Get our newsletters

Chatterbox: What about them?

Posted

The futures of Americans, and the world, rely on many things other than politics. Yet, so many of those things start with politics.

Nations around the world took longer to get on the plastic/pesticide train than America, and many still haven’t boarded. Those which have, not only don’t match our widespread, wasteful consumption and use of the things that pollute, but don’t match our population. Additionally, many are far ahead of the U.S. in clean energy and banning plastics.

It’s time we ask, “What about the kids?” Many people aren’t, but certainly should be, thinking about them. The next generation certainly wonders about their future home. Anyone who has children or is planning them, has nieces, nephews, students, or is concerned about future generations, should be considering this issue. Anyone who can’t consider the change, is in denial of the fallout, or is profiting from the continuation of plastics use/sale/manufacturing around the world, might want to think about their own future generations, if not everyone else’s.

Anyone caring to have a chat with a young person about this situation and where it’s heading will discover that our young people are hopeful, but definitely worried. So, what’s the problem that leads to the delay? Money.

Plastic is, as is so much including the gasoline we put in our cars, a petroleum product. Its environmental issues are negative, obvious, indiscriminate and universal. Some people are still confused or still in necessary denial about that, but most people know that profit is why this situation is so hard to rectify.

We’ve talked about the top industries that have a chokehold on America and a wrist lock on the rest of the world, but none of us lives exclusively in the “now.” We all leave footprints, everywhere, with everything we do. The plastics industry is huge. Its profits are huge. That profit, and the legislation and delays it can buy, are the greatest part of the problem. We shouldn’t have such a fight on our hands changing over, or back to, safer, more earth friendly packaging and products. Pencils don’t need to be shrink wrapped, and coffee stirrers can be bamboo. Again, it’s about intense profits.

The other big issue we have in this country is understanding clean energy. The petroleum industry has a huge stake in that game. No one can blame it for fighting hard against transitioning out of a fossil fuel driven world. However, it is time and we have the options. Despite the industry’s vocality, fossil fuels are outdated and, just like the ice man, those with money in that game must reinvent, and reinvest, themselves to the tune of the future.
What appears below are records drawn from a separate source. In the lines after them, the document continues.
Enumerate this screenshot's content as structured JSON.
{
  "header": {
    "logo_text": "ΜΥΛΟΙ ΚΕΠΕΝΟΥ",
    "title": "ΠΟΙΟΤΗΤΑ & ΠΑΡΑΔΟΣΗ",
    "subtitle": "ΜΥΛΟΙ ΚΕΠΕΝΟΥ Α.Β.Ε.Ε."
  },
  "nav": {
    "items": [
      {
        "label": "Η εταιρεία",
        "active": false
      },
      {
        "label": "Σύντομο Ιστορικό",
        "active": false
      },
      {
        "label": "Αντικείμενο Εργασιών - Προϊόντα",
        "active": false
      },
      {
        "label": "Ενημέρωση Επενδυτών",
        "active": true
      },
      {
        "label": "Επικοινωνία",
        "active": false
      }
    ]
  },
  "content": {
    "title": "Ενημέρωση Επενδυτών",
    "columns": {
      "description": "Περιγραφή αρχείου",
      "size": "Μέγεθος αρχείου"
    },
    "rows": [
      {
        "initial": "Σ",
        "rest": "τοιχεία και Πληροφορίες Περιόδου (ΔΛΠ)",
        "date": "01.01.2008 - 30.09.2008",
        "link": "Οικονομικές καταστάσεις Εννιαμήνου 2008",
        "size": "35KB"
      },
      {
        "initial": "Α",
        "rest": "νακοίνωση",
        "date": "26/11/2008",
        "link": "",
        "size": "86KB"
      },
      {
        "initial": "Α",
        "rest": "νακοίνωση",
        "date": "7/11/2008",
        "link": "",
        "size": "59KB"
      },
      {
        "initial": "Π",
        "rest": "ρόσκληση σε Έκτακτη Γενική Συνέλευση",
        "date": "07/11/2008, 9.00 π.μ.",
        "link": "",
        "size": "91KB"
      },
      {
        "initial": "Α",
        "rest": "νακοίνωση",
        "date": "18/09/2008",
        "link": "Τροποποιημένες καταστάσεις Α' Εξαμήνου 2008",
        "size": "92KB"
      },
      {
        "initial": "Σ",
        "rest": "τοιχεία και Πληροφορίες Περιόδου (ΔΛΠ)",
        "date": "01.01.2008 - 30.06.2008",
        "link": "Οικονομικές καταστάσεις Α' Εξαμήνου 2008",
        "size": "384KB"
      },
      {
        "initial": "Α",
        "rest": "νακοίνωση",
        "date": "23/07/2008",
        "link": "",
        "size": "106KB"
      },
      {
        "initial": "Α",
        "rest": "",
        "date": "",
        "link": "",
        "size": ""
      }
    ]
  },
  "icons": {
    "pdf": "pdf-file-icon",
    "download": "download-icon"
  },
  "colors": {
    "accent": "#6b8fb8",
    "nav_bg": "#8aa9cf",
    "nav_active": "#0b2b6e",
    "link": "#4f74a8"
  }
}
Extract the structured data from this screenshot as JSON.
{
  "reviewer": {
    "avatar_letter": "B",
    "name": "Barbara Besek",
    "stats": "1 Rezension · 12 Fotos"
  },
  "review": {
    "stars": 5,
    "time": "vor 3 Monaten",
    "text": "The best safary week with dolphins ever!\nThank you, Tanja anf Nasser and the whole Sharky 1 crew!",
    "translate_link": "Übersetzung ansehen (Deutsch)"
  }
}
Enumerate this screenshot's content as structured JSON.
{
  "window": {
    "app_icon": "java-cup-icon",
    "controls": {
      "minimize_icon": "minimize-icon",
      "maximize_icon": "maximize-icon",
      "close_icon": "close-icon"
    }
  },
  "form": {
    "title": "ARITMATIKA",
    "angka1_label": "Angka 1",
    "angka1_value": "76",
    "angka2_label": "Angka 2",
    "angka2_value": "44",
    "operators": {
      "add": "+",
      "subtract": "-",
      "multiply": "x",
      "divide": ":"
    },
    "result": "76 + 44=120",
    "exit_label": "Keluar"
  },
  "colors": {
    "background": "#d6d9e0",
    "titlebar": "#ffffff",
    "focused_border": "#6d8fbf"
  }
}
Wind energy, however misrepresented by profiteers, pundits and political candidates, works very efficiently and it works clean. It, and solar power, are being proven all over the world, even in America. Those who demonize it and its mechanics do the whole planet, and themselves, a huge disservice.

Packaging and products aren’t our only inorganic issue, but we have reliable, unbreakable, biodegradable, inexpensive, accessible alternatives to plastic in every way. Right now, plastic, which, once created cannot be destroyed, is being blasted into particles that have been found all over (and I do mean “over”) the world. Even uninhabited areas of the planet have been found coated with its micro-particles.

And, what about our young people? What about the health and sustainability of the planet we’re leaving to them? Sure, we need to be realistic: walking away from plastic is going to require time and readjusting. Still, it must be done, albeit smartly and gradually. Again the delay is money.

The preservation of the oceans, the health of which is imperative to all life on Earth, even people’s, must be addressed. In addition to the dangerous, everlasting trash, as the average temperature of the planet rises, weather is altered; ice flows change; ocean temperatures change; currents change; and so do animal migratory paths. Wildlife birthing locations, patterns and numbers will change. As all ocean life changes, all food chains are affected, including ours.

More quickly and efficiently than humans, animals might adapt. The earth definitely will eventually reinvent itself, reclaim itself, and go on as a space rock of some sort. We humans will most likely go the way of the dinosaurs. We can’t justify that to young people we love.

What do we tell our kids when they ask, “What about us?” How do we explain that we, knowingly, are killing their only home planet for profit?

What comes now?


X